§ How to complete this task
Reproduce all of the data word for word.

Available data: Begin

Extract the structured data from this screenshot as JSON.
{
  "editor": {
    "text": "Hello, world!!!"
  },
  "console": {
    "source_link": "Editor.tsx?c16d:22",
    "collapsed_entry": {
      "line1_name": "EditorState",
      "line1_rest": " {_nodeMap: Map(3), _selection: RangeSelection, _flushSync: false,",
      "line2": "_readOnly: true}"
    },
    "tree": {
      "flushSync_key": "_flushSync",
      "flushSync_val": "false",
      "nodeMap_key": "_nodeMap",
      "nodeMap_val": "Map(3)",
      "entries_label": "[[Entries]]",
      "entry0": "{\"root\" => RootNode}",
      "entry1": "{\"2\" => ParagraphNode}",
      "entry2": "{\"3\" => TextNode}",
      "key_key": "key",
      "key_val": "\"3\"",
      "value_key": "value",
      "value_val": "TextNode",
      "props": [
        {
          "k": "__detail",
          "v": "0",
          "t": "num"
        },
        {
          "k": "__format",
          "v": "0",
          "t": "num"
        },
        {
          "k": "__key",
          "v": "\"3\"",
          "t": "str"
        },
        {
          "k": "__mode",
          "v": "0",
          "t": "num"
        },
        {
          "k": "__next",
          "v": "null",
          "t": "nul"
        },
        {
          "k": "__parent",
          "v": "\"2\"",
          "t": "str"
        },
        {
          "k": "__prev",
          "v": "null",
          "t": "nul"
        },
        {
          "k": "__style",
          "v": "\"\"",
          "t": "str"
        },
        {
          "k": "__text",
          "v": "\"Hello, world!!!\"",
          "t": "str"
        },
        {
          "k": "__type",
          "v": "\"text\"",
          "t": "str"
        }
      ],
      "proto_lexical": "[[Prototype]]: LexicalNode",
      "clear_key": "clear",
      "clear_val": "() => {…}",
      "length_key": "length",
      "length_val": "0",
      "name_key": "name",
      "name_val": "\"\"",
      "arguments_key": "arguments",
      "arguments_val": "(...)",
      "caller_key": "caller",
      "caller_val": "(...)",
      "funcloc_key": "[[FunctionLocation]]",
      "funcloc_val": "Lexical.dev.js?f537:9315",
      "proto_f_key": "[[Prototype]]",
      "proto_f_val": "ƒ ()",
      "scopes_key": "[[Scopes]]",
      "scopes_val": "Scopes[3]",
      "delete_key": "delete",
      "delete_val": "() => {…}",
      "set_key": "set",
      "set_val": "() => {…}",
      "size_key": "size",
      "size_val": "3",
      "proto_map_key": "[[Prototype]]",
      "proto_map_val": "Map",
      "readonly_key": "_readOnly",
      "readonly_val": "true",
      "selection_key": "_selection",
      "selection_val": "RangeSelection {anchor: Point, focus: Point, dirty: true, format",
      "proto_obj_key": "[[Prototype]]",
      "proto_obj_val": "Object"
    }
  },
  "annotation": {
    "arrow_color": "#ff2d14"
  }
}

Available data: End

§ Answer section
Extract the structured data from this screenshot as JSON.
{
  "editor": {
    "text": "Hello, world!!!"
  },
  "console": {
    "source_link": "Editor.tsx?c16d:22",
    "collapsed_entry": {
      "line1_name": "EditorState",
      "line1_rest": " {_nodeMap: Map(3), _selection: RangeSelection, _flushSync: false,",
      "line2": "_readOnly: true}"
    },
    "tree": {
      "flushSync_key": "_flushSync",
      "flushSync_val": "false",
      "nodeMap_key": "_nodeMap",
      "nodeMap_val": "Map(3)",
      "entries_label": "[[Entries]]",
      "entry0": "{\"root\" => RootNode}",
      "entry1": "{\"2\" => ParagraphNode}",
      "entry2": "{\"3\" => TextNode}",
      "key_key": "key",
      "key_val": "\"3\"",
      "value_key": "value",
      "value_val": "TextNode",
      "props": [
        {
          "k": "__detail",
          "v": "0",
          "t": "num"
        },
        {
          "k": "__format",
          "v": "0",
          "t": "num"
        },
        {
          "k": "__key",
          "v": "\"3\"",
          "t": "str"
        },
        {
          "k": "__mode",
          "v": "0",
          "t": "num"
        },
        {
          "k": "__next",
          "v": "null",
          "t": "nul"
        },
        {
          "k": "__parent",
          "v": "\"2\"",
          "t": "str"
        },
        {
          "k": "__prev",
          "v": "null",
          "t": "nul"
        },
        {
          "k": "__style",
          "v": "\"\"",
          "t": "str"
        },
        {
          "k": "__text",
          "v": "\"Hello, world!!!\"",
          "t": "str"
        },
        {
          "k": "__type",
          "v": "\"text\"",
          "t": "str"
        }
      ],
      "proto_lexical": "[[Prototype]]: LexicalNode",
      "clear_key": "clear",
      "clear_val": "() => {…}",
      "length_key": "length",
      "length_val": "0",
      "name_key": "name",
      "name_val": "\"\"",
      "arguments_key": "arguments",
      "arguments_val": "(...)",
      "caller_key": "caller",
      "caller_val": "(...)",
      "funcloc_key": "[[FunctionLocation]]",
      "funcloc_val": "Lexical.dev.js?f537:9315",
      "proto_f_key": "[[Prototype]]",
      "proto_f_val": "ƒ ()",
      "scopes_key": "[[Scopes]]",
      "scopes_val": "Scopes[3]",
      "delete_key": "delete",
      "delete_val": "() => {…}",
      "set_key": "set",
      "set_val": "() => {…}",
      "size_key": "size",
      "size_val": "3",
      "proto_map_key": "[[Prototype]]",
      "proto_map_val": "Map",
      "readonly_key": "_readOnly",
      "readonly_val": "true",
      "selection_key": "_selection",
      "selection_val": "RangeSelection {anchor: Point, focus: Point, dirty: true, format",
      "proto_obj_key": "[[Prototype]]",
      "proto_obj_val": "Object"
    }
  },
  "annotation": {
    "arrow_color": "#ff2d14"
  }
}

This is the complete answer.